AS THOSE OF US with semi-obscure degrees and over-priced educations well know, the question "But what do you actually do with that?" is omnipresent. Comparative literature grads unloading boxes at Powell's should be heartened by the tale of Daryl Groetsch, who took two seemingly opposite ends of the educational spectrum (a BA in composition and an associates in engineering technology) and turned the degrees into a stunning, dissonant, and highly regarded noise project, Pulse Emitter.
With Pulse Emitter's recorded work, Groetsch doesn't so much create songs as he creates wordless narratives; most of his album tracks clock in over the 10-minute mark and meander all over the place; close your eyes while listening and you can easily imagine the song as a soundtrack to a long journey. He manages to accomplish all this with nothing more than a handmade modular synth, which he describes as "more a member of the band than an instrument; it definitely has a mind of its own." Despite his reputation for songs that make "In-a-Gadda-Da-Vida" sound like the Dead Kennedys, Groetsch is trying to add some sense of brevity to his work. "I'm working on recording some LPs right now, which is a challenge, because you only have 15 minutes per side to try and represent the best of the music."
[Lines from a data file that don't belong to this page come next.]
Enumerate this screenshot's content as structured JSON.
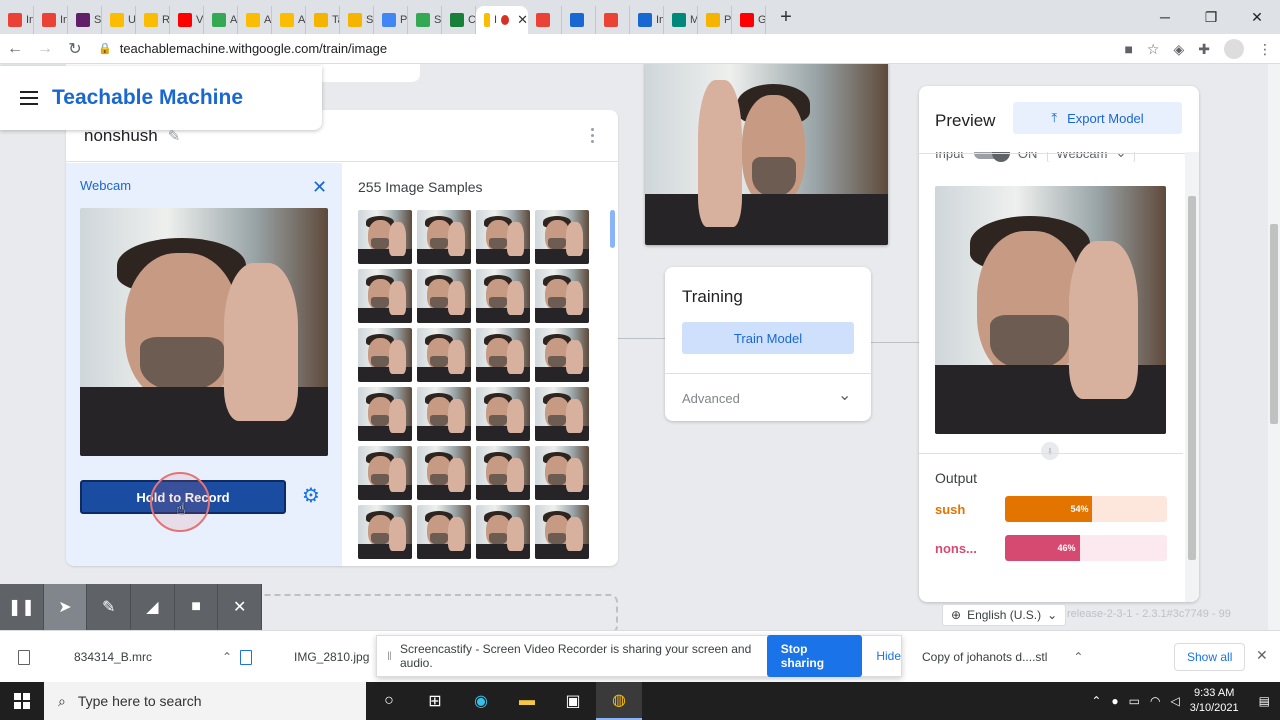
{
  "browser": {
    "tabs": [
      {
        "label": "Inb",
        "color": "#ea4335"
      },
      {
        "label": "Inb",
        "color": "#ea4335"
      },
      {
        "label": "Sla",
        "color": "#611f69"
      },
      {
        "label": "Up",
        "color": "#fbbc04"
      },
      {
        "label": "Rai",
        "color": "#fbbc04"
      },
      {
        "label": "Vid",
        "color": "#ff0000"
      },
      {
        "label": "Aar",
        "color": "#34a853"
      },
      {
        "label": "Aar",
        "color": "#fbbc04"
      },
      {
        "label": "Aar",
        "color": "#fbbc04"
      },
      {
        "label": "Talo",
        "color": "#f4b400"
      },
      {
        "label": "Scr",
        "color": "#f4b400"
      },
      {
        "label": "Pla",
        "color": "#4285f4"
      },
      {
        "label": "Sec",
        "color": "#34a853"
      },
      {
        "label": "Cla",
        "color": "#188038"
      }
    ],
    "active_tab": {
      "label": "I",
      "close": "✕"
    },
    "tabs_after": [
      {
        "label": "",
        "color": "#ea4335"
      },
      {
        "label": "",
        "color": "#1967d2"
      },
      {
        "label": "",
        "color": "#ea4335"
      },
      {
        "label": "Ima",
        "color": "#1967d2"
      },
      {
        "label": "Me",
        "color": "#00897b"
      },
      {
        "label": "Pin",
        "color": "#f4b400"
      },
      {
        "label": "Ge",
        "color": "#ff0000"
      }
    ],
    "new_tab": "+",
    "url": "teachablemachine.withgoogle.com/train/image"
  },
  "app": {
    "title": "Teachable Machine",
    "class_name": "nonshush",
    "webcam_label": "Webcam",
    "samples_label": "255 Image Samples",
    "sample_count": 24,
    "record_label": "Hold to Record",
    "training": {
      "title": "Training",
      "train_button": "Train Model",
      "advanced": "Advanced"
    },
    "preview": {
      "title": "Preview",
      "export_button": "Export Model",
      "input_label": "Input",
      "input_toggle": "ON",
      "input_source": "Webcam",
      "output_title": "Output",
      "outputs": [
        {
          "label": "sush",
          "percent": 54,
          "percent_label": "54%",
          "color": "#e37400",
          "track": "#fde7dc"
        },
        {
          "label": "nons...",
          "percent": 46,
          "percent_label": "46%",
          "color": "#d64a72",
          "track": "#fce8ef"
        }
      ]
    },
    "language": "English (U.S.)",
    "release": "release-2-3-1 - 2.3.1#3c7749 - 99"
  },
  "screencastify": {
    "banner": "Screencastify - Screen Video Recorder is sharing your screen and audio.",
    "stop": "Stop sharing",
    "hide": "Hide"
  },
  "downloads": {
    "items": [
      "834314_B.mrc",
      "IMG_2810.jpg",
      "Copy of johanots d....stl"
    ],
    "show_all": "Show all"
  },
  "taskbar": {
    "search_placeholder": "Type here to search",
    "time": "9:33 AM",
    "date": "3/10/2021"
  }
}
If all of this sounds a bit odd, consider that Groetsch considers Pulse Emitter to be his less experimental project. "I also play the vacuum tube and tapes in a band called Shitty Vibe Smasher with Glamorous Pat and Dan of Together Tapes. We only use practice amps when we play live, in order to encourage people to gather around us. I think we could be classified as a quiet noise project."
While Shitty Vibe Smasher might be on the more low-key side of things, Pulse Emitter's live shows are decidedly more intense. "I try to find the maximum the PA can handle and play at that level," Groetsch says. "Most noise artists have a really limited range and play toward the middle of the spectrum, but I try to incorporate both high and low frequencies." He laughs, and then, when asked about potential audience deafness, says, "It's strange, but people have told me it doesn't hurt like they expected."